**INPUT DATA:**

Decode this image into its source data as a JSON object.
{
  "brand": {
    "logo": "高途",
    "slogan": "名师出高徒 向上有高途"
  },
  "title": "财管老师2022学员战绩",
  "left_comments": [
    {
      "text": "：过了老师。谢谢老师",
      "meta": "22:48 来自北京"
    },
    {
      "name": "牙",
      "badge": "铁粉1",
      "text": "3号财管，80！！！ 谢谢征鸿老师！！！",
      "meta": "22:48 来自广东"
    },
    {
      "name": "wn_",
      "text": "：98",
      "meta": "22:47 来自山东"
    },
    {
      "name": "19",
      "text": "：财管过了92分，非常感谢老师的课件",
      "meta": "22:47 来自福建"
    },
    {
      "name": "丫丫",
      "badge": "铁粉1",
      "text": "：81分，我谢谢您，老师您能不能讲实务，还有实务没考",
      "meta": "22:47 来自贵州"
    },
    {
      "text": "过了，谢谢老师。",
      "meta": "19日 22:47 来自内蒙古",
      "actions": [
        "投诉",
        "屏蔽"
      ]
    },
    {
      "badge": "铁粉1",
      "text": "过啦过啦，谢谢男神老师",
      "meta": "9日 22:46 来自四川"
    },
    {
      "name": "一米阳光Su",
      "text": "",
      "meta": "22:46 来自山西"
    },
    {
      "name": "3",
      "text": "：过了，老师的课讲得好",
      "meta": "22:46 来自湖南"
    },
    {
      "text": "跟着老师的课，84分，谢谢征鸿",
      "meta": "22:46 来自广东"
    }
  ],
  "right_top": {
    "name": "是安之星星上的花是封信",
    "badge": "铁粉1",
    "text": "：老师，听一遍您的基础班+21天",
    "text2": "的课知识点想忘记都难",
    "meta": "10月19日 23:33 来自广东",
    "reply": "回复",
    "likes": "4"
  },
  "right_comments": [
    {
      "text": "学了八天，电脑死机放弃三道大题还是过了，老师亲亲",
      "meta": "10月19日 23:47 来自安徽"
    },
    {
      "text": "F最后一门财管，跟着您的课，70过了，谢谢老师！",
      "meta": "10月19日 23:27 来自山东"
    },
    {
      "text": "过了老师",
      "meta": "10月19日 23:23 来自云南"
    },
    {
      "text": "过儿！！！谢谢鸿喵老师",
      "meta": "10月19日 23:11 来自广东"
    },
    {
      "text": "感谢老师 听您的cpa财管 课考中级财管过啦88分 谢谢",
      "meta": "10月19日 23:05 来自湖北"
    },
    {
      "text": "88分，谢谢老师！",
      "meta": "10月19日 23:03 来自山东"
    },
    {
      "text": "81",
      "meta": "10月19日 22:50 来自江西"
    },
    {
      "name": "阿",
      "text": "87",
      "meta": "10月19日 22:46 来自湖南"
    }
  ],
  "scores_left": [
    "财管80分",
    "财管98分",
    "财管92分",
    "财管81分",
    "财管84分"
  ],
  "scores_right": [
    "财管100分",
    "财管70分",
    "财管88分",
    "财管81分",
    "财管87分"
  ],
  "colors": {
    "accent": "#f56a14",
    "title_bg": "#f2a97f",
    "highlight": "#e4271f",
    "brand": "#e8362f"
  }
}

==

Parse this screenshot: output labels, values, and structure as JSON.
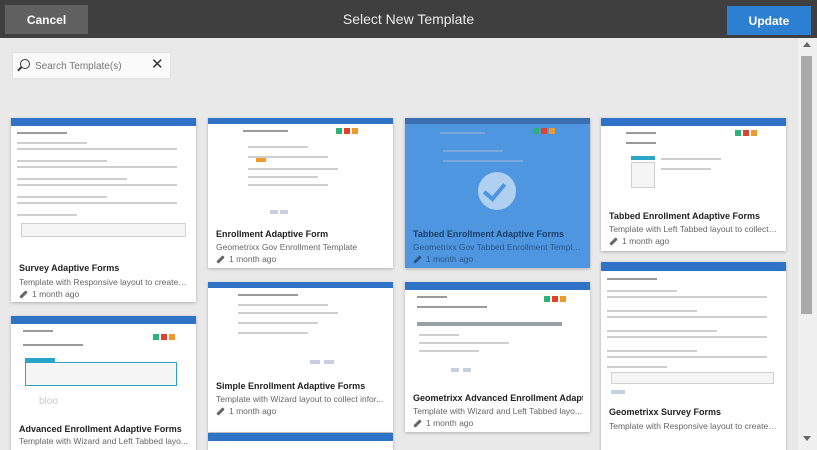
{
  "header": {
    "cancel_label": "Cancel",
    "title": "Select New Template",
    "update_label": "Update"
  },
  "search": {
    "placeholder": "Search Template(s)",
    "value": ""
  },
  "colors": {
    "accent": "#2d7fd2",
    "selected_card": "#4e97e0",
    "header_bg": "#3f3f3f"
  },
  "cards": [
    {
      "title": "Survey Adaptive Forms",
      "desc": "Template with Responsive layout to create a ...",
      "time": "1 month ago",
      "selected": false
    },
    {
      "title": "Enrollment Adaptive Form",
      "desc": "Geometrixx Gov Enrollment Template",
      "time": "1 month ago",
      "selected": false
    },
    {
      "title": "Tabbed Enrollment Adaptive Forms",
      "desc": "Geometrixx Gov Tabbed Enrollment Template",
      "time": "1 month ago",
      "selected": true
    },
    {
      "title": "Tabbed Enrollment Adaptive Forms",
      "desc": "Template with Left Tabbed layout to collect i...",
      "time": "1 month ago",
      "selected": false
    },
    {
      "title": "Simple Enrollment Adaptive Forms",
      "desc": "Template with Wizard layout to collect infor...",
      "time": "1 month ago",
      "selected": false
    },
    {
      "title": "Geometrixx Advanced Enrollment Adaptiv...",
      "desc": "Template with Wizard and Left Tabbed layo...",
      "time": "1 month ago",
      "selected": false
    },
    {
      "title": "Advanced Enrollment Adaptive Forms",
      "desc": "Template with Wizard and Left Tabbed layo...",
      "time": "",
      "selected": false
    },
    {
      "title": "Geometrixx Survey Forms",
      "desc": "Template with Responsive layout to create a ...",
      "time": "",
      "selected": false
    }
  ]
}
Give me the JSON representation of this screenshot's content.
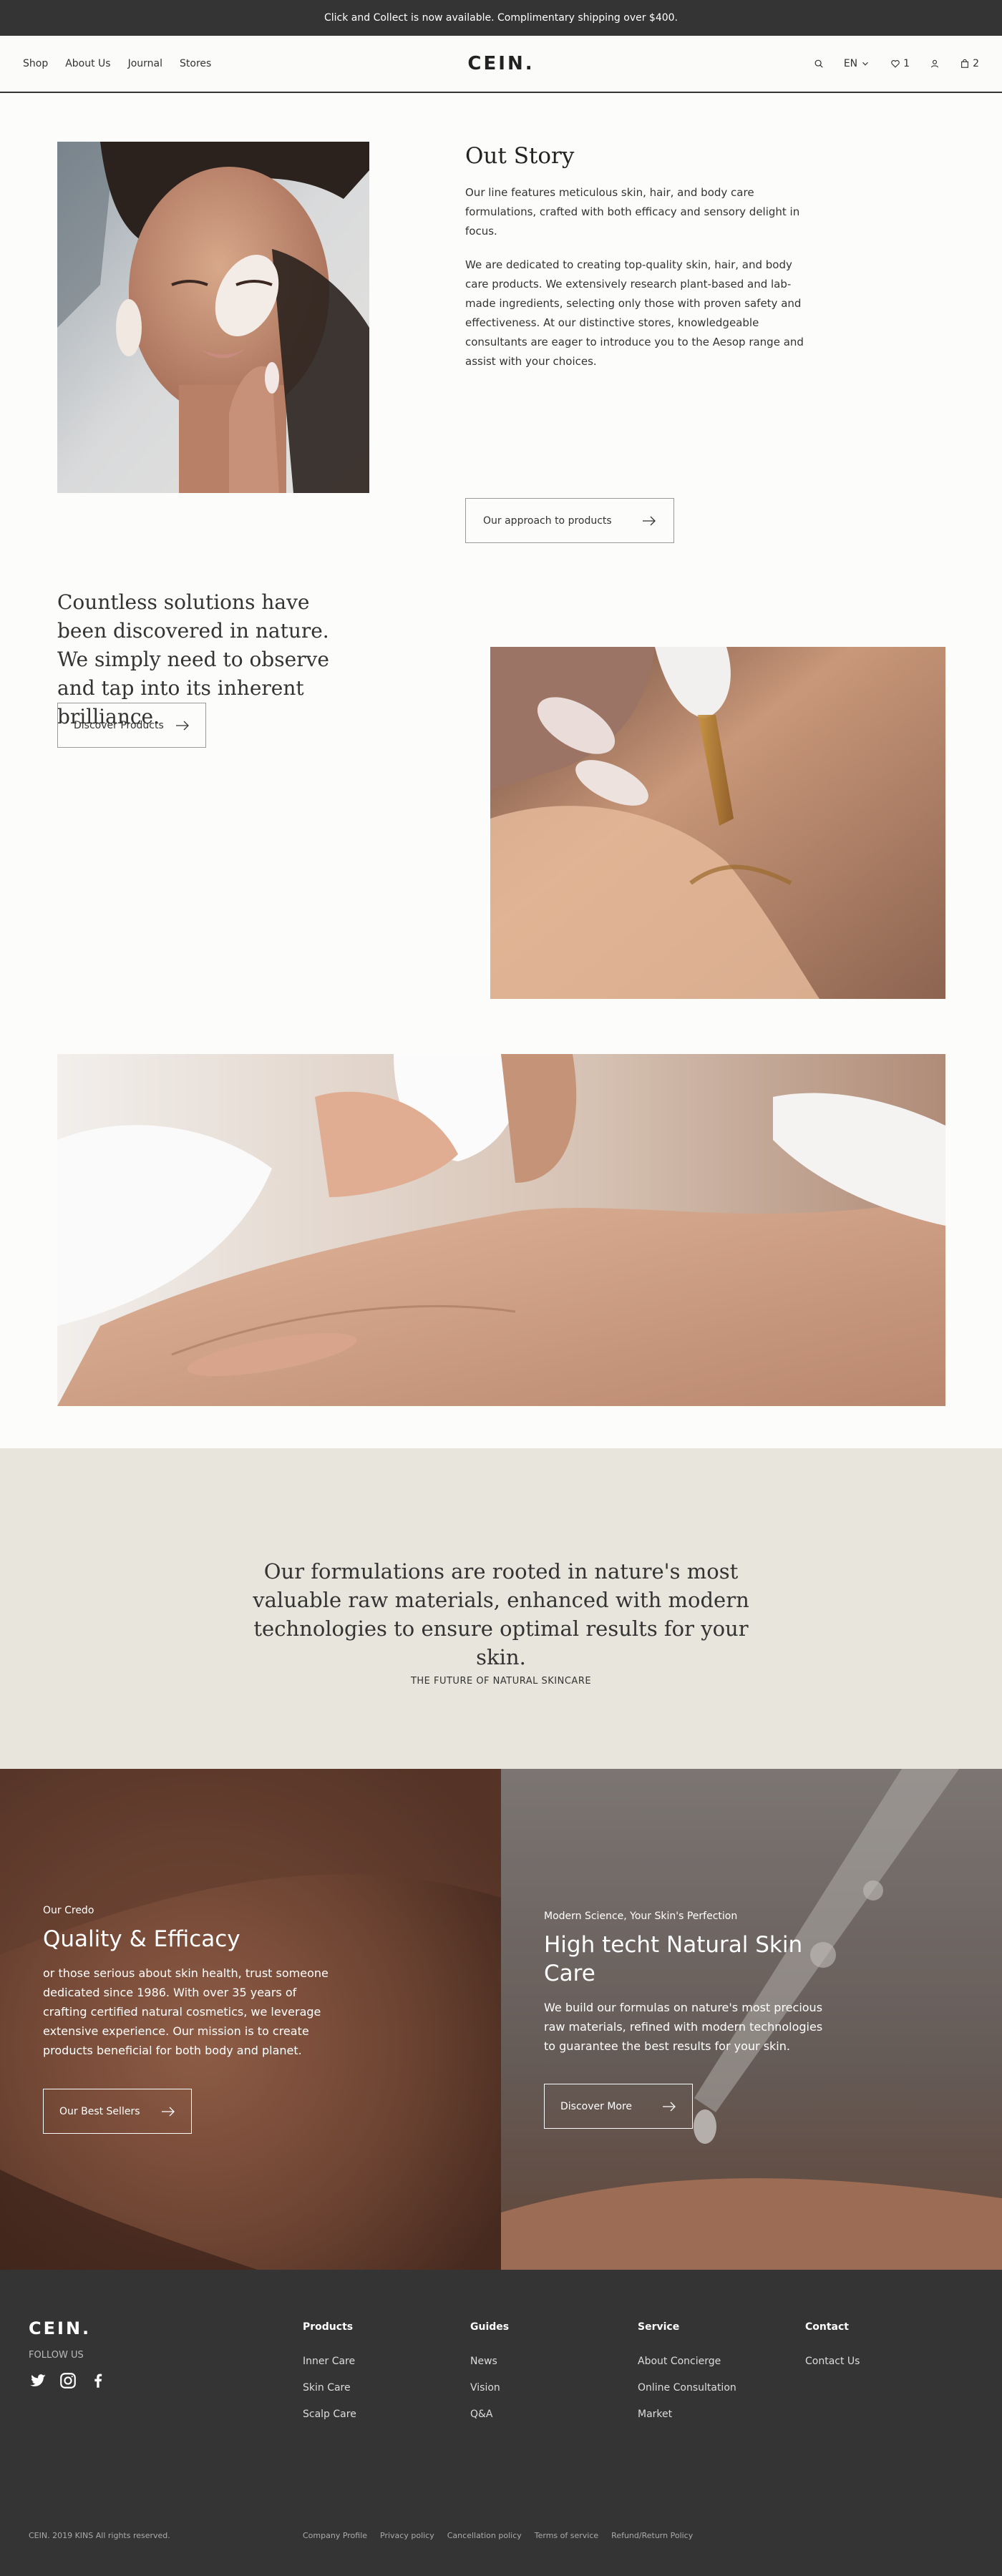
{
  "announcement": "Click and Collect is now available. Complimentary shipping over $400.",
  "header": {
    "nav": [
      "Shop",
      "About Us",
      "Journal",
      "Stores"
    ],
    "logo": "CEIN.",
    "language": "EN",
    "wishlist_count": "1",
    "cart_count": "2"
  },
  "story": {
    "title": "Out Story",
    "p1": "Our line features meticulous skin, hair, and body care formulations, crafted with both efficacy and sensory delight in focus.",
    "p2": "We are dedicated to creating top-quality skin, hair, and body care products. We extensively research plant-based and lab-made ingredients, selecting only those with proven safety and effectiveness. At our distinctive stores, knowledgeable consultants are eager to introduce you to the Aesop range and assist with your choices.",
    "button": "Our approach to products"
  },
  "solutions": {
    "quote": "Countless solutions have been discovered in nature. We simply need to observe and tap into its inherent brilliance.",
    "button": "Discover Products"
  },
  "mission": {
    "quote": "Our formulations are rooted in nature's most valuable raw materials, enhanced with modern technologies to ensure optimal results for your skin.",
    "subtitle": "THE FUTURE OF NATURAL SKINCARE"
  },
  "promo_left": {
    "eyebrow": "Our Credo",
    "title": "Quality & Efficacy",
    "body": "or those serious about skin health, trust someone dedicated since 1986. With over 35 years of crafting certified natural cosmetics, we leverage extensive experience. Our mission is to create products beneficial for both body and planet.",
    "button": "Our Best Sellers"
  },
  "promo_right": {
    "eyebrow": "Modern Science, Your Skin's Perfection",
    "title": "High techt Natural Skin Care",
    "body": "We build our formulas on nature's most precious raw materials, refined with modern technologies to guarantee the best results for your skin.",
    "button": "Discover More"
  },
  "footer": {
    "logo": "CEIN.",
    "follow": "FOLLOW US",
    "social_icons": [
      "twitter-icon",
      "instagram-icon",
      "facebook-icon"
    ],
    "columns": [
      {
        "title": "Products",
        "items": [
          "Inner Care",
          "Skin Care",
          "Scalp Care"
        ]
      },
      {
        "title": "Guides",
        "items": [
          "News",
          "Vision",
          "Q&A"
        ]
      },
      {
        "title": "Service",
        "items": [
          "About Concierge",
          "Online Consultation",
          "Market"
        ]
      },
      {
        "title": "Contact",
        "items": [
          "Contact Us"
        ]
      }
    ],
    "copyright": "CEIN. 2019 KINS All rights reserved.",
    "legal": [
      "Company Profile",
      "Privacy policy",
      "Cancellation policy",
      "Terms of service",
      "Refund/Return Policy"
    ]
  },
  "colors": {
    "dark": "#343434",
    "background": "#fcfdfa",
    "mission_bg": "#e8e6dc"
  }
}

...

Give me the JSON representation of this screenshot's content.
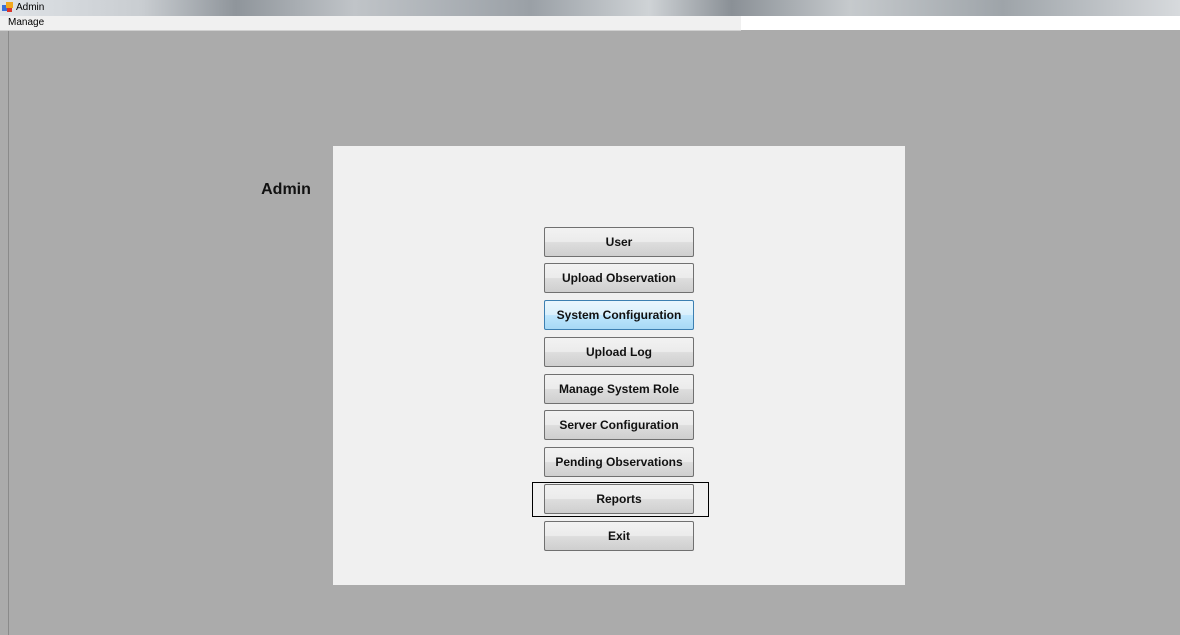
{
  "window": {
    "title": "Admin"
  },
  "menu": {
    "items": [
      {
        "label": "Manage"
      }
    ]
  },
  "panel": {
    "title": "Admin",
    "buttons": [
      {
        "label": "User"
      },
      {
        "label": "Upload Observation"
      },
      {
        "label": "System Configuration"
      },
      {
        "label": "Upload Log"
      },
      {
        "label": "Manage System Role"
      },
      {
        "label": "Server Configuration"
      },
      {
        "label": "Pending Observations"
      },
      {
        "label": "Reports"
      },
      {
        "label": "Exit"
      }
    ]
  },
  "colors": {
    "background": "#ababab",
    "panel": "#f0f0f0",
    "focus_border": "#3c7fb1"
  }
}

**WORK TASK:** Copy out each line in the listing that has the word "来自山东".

**OUTPUT FOR THIS TASK:**
      "meta": "22:47 来自山东"
      "meta": "10月19日 23:27 来自山东"
      "meta": "10月19日 23:03 来自山东"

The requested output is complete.